Over three years, British-cross and British-Continental-cross heifers were placed on a high-silage ration at average age of 276 days and average weight of 653 lb and fed for 112 days. ADG, gain:feed, and residual feed intake (RFI) were calculated for the entire 112-day feeding period and for the first and last 56 days. ADG was 2.07 lb for the first period and 1.98 lb for the second period. Gain:feed averaged significantly higher (more efficient) in the first period, but RFI did not differ. For both gain:feed and RFI, there were some changes in rank of individuals between periods. Fewer changes occurred for RFI. Rank in the second period was a better predictor of overall rank. The authors noted that RFI may be a better tool for selecting heifers which maintain efficiency as they mature. NOTE: Changes in rank occurred even though the ration was the same during both periods.

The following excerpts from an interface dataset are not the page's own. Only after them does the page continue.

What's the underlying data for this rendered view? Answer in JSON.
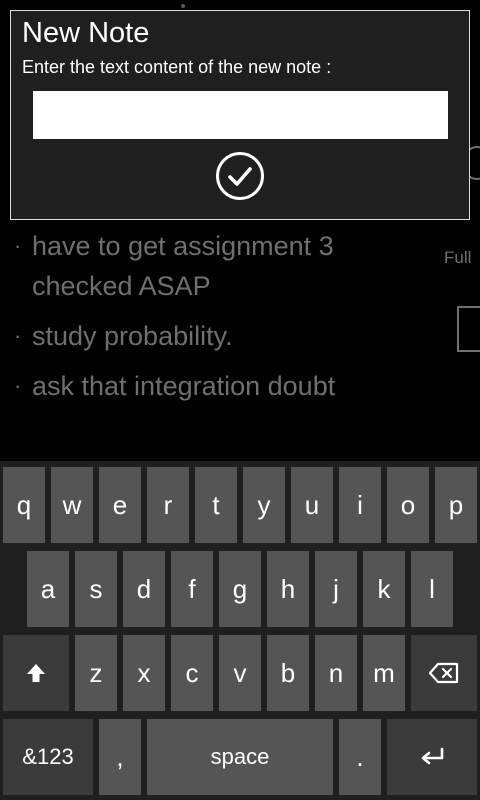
{
  "dialog": {
    "title": "New Note",
    "prompt": "Enter the text content of the new note :",
    "input_value": "",
    "confirm_icon": "check-circle-icon"
  },
  "background": {
    "notes": [
      "have to get assignment 3 checked ASAP",
      "study probability.",
      "ask that integration doubt"
    ],
    "bullet": "·",
    "side_label": "Full"
  },
  "keyboard": {
    "row1": [
      "q",
      "w",
      "e",
      "r",
      "t",
      "y",
      "u",
      "i",
      "o",
      "p"
    ],
    "row2": [
      "a",
      "s",
      "d",
      "f",
      "g",
      "h",
      "j",
      "k",
      "l"
    ],
    "row3": [
      "z",
      "x",
      "c",
      "v",
      "b",
      "n",
      "m"
    ],
    "shift_icon": "shift-arrow-icon",
    "backspace_icon": "backspace-icon",
    "symbols_label": "&123",
    "comma_label": ",",
    "space_label": "space",
    "period_label": ".",
    "enter_icon": "enter-icon"
  },
  "colors": {
    "background": "#000000",
    "dialog_bg": "#1f1f1f",
    "dialog_border": "#dcdcdc",
    "key_light": "#555555",
    "key_dark": "#3b3b3b",
    "dimmed_text": "#6f6f6f"
  }
}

It is possible that even more re-ranking might occur on different diets or when comparing rank during postweaning development with mature rank. (Univ. of Alberta, Lacombe Res. Ctr.; J. Animal Sci. 90:734)
GRASSFED BEEF CONFERENCE
The second Grassfed Beef Conference will be held this year on May 30-31on the campus of Texas A&M University sponsored by Texas AgriLife Extension and the Department of Animal Science. Topics will include: overview of the U.S. beef industry; defining natural, grassfed, and organic; fundamentals of growing forage; forage-based nutrition; cattle types suited for grassfed beef production; preventative herd health; handling cattle to produce wholesome beef; carcass fabrication; consumer expectations; marketing a unique product; and economics and sustainability. Participants will partake of grassfed beef in A Taste of Texas Beef. For information and to register go to http://college.agrilife.org/animalscience/wp-content/uploads/sites/14/2012/04/Grassfes-Conference-2012-Flyer.pdf.
RECOVERY BY NATIVE GRASSES
Last year’s severe drought severely affected most of the state’s native warm season perennial grasses. Many areas have received much needed precipitation in the last few months. Dr. Rick Machen, Extension Livestock Specialist at the Texas AgriLife Center in Uvalde, wondered just how grasses might be expected to recover, so he asked Dr. Charles Taylor, Superintendent of the Texas AgriLife Research Station near Sonora. Dr. Taylor’s observations were:
- warm season perennial bunch grasses will re-grow from stolons, underground buds, and seeds even though the top may have been completely removed;
- in most pastures, grass survived in some spots which will provide seed;
- droughts have always occurred in Texas and grasses have always recovered;
- recovery will depend on soil moisture and grazing management;
- for optimal recovery, grasses will need two to three years of at least average rainfall before or during the first half of the grazing season.
(From press release 3/8/12 by email@example.com.).